Your answer should be every line from the records that contains "icon".

┄┄┄┄┄┄┄┄┄┄┄┄┄┄┄┄┄┄┄┄

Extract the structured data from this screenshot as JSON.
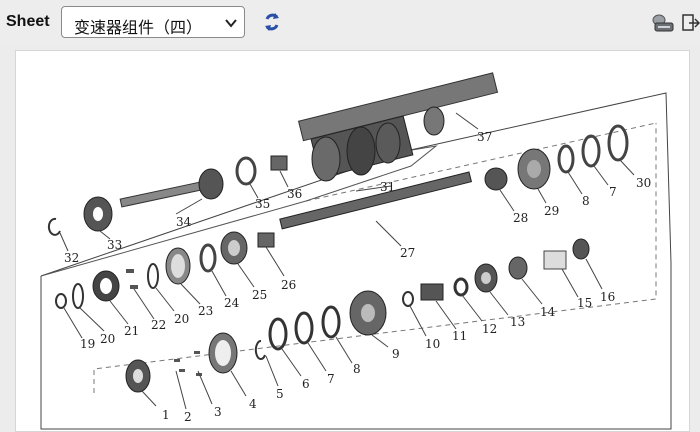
{
  "toolbar": {
    "sheet_label": "Sheet",
    "sheet_select_value": "变速器组件（四）",
    "refresh_icon": "refresh-icon",
    "print_icon": "print-icon",
    "exit_icon": "exit-icon"
  },
  "diagram": {
    "part_numbers": [
      "1",
      "2",
      "3",
      "4",
      "5",
      "6",
      "7",
      "8",
      "9",
      "10",
      "11",
      "12",
      "13",
      "14",
      "15",
      "16",
      "19",
      "20",
      "21",
      "22",
      "20",
      "23",
      "24",
      "25",
      "26",
      "27",
      "28",
      "29",
      "8",
      "7",
      "30",
      "31",
      "32",
      "33",
      "34",
      "35",
      "36",
      "37"
    ]
  },
  "colors": {
    "accent": "#2a4fa8",
    "canvas": "#ffffff",
    "toolbar": "#ededed"
  }
}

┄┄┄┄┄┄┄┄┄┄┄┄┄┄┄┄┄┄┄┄

RESPONSE:
    "refresh_icon": "refresh-icon",
    "print_icon": "print-icon",
    "exit_icon": "exit-icon"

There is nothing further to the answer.